3 Indicted In Slaying, Mutilation Of Albuquerque Man Associated Press

Three people have been indicted for murder and other crimes in the killing and mutilation of an Albuquerque man.

Prosecutors say Chase Smotherman and Mariah Ferry face charges of first-degree murder, conspiracy, kidnapping and evidence tampering.

The Albuquerque Journal reported Tuesday a third person, Mitchell Overhand, has been charged with evidence tampering and conspiracy.

Albuquerque police say 41-year-old John Soyka was missing for more than a month when his body was located in September.

Authorities say their search was prompted when a man alleged the trio abducted him and threatened to kill Soyka over a drug debt. The man says he was also shown photos of Soyka's mutilated body.

The three defendants are facing charges in that incident as well.

It was not immediately known if they had attorneys.

US Rig Count Up By 8 This Week To 923; Wyoming Up 4 Associated Press

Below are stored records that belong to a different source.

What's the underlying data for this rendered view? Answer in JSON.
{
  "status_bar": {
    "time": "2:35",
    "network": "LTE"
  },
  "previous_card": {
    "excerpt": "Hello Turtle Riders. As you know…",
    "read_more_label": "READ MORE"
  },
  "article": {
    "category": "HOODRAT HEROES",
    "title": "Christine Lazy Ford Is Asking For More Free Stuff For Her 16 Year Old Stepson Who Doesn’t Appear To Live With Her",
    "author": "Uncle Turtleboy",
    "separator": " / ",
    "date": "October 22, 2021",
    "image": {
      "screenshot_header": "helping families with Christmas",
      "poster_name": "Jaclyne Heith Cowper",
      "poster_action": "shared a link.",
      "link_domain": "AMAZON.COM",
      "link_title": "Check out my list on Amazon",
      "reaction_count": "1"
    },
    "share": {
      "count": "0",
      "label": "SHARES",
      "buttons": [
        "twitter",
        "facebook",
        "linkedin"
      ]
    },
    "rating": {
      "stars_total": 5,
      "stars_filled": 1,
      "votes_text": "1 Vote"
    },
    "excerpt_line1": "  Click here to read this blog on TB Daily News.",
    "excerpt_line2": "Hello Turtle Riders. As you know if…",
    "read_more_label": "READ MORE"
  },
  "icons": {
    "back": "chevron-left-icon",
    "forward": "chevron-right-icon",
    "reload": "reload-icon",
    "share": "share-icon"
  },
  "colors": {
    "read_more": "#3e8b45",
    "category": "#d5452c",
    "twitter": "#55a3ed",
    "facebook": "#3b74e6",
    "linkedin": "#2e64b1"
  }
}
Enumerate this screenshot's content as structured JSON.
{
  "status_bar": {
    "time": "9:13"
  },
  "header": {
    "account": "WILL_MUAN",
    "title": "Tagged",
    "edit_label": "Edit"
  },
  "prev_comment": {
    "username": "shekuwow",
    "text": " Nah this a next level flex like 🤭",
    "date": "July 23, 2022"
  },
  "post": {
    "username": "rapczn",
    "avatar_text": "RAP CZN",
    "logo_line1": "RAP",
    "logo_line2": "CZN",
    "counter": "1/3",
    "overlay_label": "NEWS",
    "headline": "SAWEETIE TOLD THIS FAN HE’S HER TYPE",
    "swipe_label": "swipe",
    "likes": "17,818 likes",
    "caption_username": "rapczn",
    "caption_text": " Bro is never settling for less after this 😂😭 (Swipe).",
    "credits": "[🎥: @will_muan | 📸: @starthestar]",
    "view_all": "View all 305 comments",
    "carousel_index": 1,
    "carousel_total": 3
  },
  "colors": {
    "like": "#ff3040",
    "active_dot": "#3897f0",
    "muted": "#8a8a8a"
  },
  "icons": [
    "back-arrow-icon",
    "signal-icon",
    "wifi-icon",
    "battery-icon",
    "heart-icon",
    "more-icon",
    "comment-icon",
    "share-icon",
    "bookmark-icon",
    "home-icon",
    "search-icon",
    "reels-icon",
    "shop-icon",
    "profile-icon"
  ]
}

The number of rigs exploring for oil and natural gas in the U.S. increased by eight this week to 923.

That's up from the 593 rigs that were active a year ago.

Houston oilfield services company Baker Hughes said Wednesday that 747 rigs sought oil and 176 explored for natural gas this week. The weekly tabulation, normally released on Friday, was distributed early this week because of the Thanksgiving holiday.

Among major oil- and gas-producing states, Wyoming gained four rigs while Colorado, Louisiana, New Mexico and Texas were up one apiece.

Utah declined by one.

Alaska, Arkansas, California, North Dakota, Ohio, Oklahoma, Pennsylvania and West Virginia were unchanged.

The U.S. rig count peaked at 4,530 in 1981. It bottomed out in May of 2016 at 404.

New Mexico Mom Arrested After Kids Test Positive For Meth Associated Press

A New Mexico mother is facing child abuse charges after her two children tested positive for methamphetamine.

Las Cruces police say 27-year-old Marissa Gomez was arrested last week in Silver City following an investigation that was spurred by a welfare check conducted on the two children in early October.

Gomez has addresses in both Las Cruces and Silver City. It's not clear if she has an attorney.

Authorities say Gomez indicated to an officer that people who visit her have smoked meth in the apartment she shares with her 8- and 2-year-old daughters.

The children were placed in the custody of the state child welfare agency. They were given drug tests and investigators learned that they both tested positive.

Authorities say children are highly susceptible to the vapors of methamphetamine and surfaces contaminated by the drug.

Northwestern New Mexico Community No Longer Must Boil Water Associated Press

A boil-water advisory that marked the start of a water crisis in San Juan County more than a year ago is ending.

The New Mexico Environment Department confirmed Tuesday it is lifting a water advisory for residents of the Harvest Gold subdivision.

State regulators say the drinking water was exceeding safe standards for turbidity. But water samples now show no sign of contamination or unsafe turbidity levels.

The June 2016 advisory had warned residents to boil tap water before using it for cooking, cleaning or drinking.

The Harvest Gold water system serves 460 customers in the Crouch Mesa area.

AV Water Company previously owned Harvest Gold. Now, it belongs to the Apple Orchard Mutual Domestic Water Consumers Association.